__Task statement__
Repeat the listing in full, exactly as it stands.

__Records supplied__
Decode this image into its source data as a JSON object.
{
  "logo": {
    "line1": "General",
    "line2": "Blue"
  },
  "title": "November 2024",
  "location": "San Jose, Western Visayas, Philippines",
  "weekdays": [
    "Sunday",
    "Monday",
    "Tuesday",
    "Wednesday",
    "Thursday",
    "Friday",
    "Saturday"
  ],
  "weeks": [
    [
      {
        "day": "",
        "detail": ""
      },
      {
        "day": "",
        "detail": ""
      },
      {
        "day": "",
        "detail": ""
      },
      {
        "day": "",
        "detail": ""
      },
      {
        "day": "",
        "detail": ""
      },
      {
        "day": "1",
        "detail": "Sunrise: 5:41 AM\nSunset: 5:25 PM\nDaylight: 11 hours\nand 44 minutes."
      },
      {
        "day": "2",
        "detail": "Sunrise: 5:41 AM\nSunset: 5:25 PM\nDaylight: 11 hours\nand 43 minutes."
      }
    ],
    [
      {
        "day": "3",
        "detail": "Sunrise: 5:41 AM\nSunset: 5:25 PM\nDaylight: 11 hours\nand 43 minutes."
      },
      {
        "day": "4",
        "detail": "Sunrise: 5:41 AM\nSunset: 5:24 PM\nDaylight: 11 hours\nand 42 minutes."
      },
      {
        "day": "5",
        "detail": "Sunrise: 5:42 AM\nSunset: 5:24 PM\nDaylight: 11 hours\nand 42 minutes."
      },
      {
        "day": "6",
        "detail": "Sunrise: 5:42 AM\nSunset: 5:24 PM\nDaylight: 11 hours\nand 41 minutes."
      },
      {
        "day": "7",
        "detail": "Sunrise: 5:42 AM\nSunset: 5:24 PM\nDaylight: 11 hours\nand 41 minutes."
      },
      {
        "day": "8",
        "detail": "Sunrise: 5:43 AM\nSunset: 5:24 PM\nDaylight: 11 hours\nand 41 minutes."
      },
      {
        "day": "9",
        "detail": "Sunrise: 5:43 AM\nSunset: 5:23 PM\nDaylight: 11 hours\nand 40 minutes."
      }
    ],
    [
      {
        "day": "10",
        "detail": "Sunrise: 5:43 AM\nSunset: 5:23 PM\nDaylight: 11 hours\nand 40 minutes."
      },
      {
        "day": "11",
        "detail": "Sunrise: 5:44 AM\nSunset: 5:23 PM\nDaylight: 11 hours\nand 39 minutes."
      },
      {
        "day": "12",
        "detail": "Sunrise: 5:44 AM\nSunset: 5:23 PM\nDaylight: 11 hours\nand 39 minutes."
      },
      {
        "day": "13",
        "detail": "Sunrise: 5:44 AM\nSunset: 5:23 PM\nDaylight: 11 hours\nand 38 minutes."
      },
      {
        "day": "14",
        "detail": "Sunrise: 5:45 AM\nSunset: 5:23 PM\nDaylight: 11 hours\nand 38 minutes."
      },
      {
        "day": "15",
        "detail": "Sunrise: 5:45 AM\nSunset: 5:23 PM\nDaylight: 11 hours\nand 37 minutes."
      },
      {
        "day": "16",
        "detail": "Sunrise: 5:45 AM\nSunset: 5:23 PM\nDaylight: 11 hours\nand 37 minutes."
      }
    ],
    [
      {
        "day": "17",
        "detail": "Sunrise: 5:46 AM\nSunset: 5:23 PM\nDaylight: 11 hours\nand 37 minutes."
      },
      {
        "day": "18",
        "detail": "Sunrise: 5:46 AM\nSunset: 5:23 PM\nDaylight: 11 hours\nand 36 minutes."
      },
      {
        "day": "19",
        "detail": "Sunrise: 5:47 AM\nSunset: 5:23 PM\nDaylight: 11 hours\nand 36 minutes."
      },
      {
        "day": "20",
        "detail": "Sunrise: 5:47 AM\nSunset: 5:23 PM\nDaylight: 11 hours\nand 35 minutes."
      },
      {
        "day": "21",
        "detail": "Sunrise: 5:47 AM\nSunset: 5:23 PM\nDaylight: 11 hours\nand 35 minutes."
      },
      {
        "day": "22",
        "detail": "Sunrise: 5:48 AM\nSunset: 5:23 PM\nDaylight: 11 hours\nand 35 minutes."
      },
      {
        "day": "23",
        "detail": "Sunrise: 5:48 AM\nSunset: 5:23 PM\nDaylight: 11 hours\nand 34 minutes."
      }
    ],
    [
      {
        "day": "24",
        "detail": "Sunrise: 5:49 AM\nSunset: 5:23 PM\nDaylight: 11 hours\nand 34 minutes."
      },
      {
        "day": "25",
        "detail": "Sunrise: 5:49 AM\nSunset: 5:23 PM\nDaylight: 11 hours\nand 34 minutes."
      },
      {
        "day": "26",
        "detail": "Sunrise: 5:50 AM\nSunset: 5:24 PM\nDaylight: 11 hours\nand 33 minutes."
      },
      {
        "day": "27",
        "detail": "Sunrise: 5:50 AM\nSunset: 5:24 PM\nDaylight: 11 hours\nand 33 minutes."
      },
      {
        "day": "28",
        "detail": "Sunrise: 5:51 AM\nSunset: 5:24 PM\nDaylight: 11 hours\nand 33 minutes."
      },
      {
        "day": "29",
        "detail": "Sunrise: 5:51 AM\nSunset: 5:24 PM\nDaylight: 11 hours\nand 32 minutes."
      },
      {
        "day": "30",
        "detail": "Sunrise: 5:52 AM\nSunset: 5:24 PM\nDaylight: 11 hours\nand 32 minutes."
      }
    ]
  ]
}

__Response box__
Decode this image into its source data as a JSON object.
{
  "logo": {
    "line1": "General",
    "line2": "Blue"
  },
  "title": "November 2024",
  "location": "San Jose, Western Visayas, Philippines",
  "weekdays": [
    "Sunday",
    "Monday",
    "Tuesday",
    "Wednesday",
    "Thursday",
    "Friday",
    "Saturday"
  ],
  "weeks": [
    [
      {
        "day": "",
        "detail": ""
      },
      {
        "day": "",
        "detail": ""
      },
      {
        "day": "",
        "detail": ""
      },
      {
        "day": "",
        "detail": ""
      },
      {
        "day": "",
        "detail": ""
      },
      {
        "day": "1",
        "detail": "Sunrise: 5:41 AM\nSunset: 5:25 PM\nDaylight: 11 hours\nand 44 minutes."
      },
      {
        "day": "2",
        "detail": "Sunrise: 5:41 AM\nSunset: 5:25 PM\nDaylight: 11 hours\nand 43 minutes."
      }
    ],
    [
      {
        "day": "3",
        "detail": "Sunrise: 5:41 AM\nSunset: 5:25 PM\nDaylight: 11 hours\nand 43 minutes."
      },
      {
        "day": "4",
        "detail": "Sunrise: 5:41 AM\nSunset: 5:24 PM\nDaylight: 11 hours\nand 42 minutes."
      },
      {
        "day": "5",
        "detail": "Sunrise: 5:42 AM\nSunset: 5:24 PM\nDaylight: 11 hours\nand 42 minutes."
      },
      {
        "day": "6",
        "detail": "Sunrise: 5:42 AM\nSunset: 5:24 PM\nDaylight: 11 hours\nand 41 minutes."
      },
      {
        "day": "7",
        "detail": "Sunrise: 5:42 AM\nSunset: 5:24 PM\nDaylight: 11 hours\nand 41 minutes."
      },
      {
        "day": "8",
        "detail": "Sunrise: 5:43 AM\nSunset: 5:24 PM\nDaylight: 11 hours\nand 41 minutes."
      },
      {
        "day": "9",
        "detail": "Sunrise: 5:43 AM\nSunset: 5:23 PM\nDaylight: 11 hours\nand 40 minutes."
      }
    ],
    [
      {
        "day": "10",
        "detail": "Sunrise: 5:43 AM\nSunset: 5:23 PM\nDaylight: 11 hours\nand 40 minutes."
      },
      {
        "day": "11",
        "detail": "Sunrise: 5:44 AM\nSunset: 5:23 PM\nDaylight: 11 hours\nand 39 minutes."
      },
      {
        "day": "12",
        "detail": "Sunrise: 5:44 AM\nSunset: 5:23 PM\nDaylight: 11 hours\nand 39 minutes."
      },
      {
        "day": "13",
        "detail": "Sunrise: 5:44 AM\nSunset: 5:23 PM\nDaylight: 11 hours\nand 38 minutes."
      },
      {
        "day": "14",
        "detail": "Sunrise: 5:45 AM\nSunset: 5:23 PM\nDaylight: 11 hours\nand 38 minutes."
      },
      {
        "day": "15",
        "detail": "Sunrise: 5:45 AM\nSunset: 5:23 PM\nDaylight: 11 hours\nand 37 minutes."
      },
      {
        "day": "16",
        "detail": "Sunrise: 5:45 AM\nSunset: 5:23 PM\nDaylight: 11 hours\nand 37 minutes."
      }
    ],
    [
      {
        "day": "17",
        "detail": "Sunrise: 5:46 AM\nSunset: 5:23 PM\nDaylight: 11 hours\nand 37 minutes."
      },
      {
        "day": "18",
        "detail": "Sunrise: 5:46 AM\nSunset: 5:23 PM\nDaylight: 11 hours\nand 36 minutes."
      },
      {
        "day": "19",
        "detail": "Sunrise: 5:47 AM\nSunset: 5:23 PM\nDaylight: 11 hours\nand 36 minutes."
      },
      {
        "day": "20",
        "detail": "Sunrise: 5:47 AM\nSunset: 5:23 PM\nDaylight: 11 hours\nand 35 minutes."
      },
      {
        "day": "21",
        "detail": "Sunrise: 5:47 AM\nSunset: 5:23 PM\nDaylight: 11 hours\nand 35 minutes."
      },
      {
        "day": "22",
        "detail": "Sunrise: 5:48 AM\nSunset: 5:23 PM\nDaylight: 11 hours\nand 35 minutes."
      },
      {
        "day": "23",
        "detail": "Sunrise: 5:48 AM\nSunset: 5:23 PM\nDaylight: 11 hours\nand 34 minutes."
      }
    ],
    [
      {
        "day": "24",
        "detail": "Sunrise: 5:49 AM\nSunset: 5:23 PM\nDaylight: 11 hours\nand 34 minutes."
      },
      {
        "day": "25",
        "detail": "Sunrise: 5:49 AM\nSunset: 5:23 PM\nDaylight: 11 hours\nand 34 minutes."
      },
      {
        "day": "26",
        "detail": "Sunrise: 5:50 AM\nSunset: 5:24 PM\nDaylight: 11 hours\nand 33 minutes."
      },
      {
        "day": "27",
        "detail": "Sunrise: 5:50 AM\nSunset: 5:24 PM\nDaylight: 11 hours\nand 33 minutes."
      },
      {
        "day": "28",
        "detail": "Sunrise: 5:51 AM\nSunset: 5:24 PM\nDaylight: 11 hours\nand 33 minutes."
      },
      {
        "day": "29",
        "detail": "Sunrise: 5:51 AM\nSunset: 5:24 PM\nDaylight: 11 hours\nand 32 minutes."
      },
      {
        "day": "30",
        "detail": "Sunrise: 5:52 AM\nSunset: 5:24 PM\nDaylight: 11 hours\nand 32 minutes."
      }
    ]
  ]
}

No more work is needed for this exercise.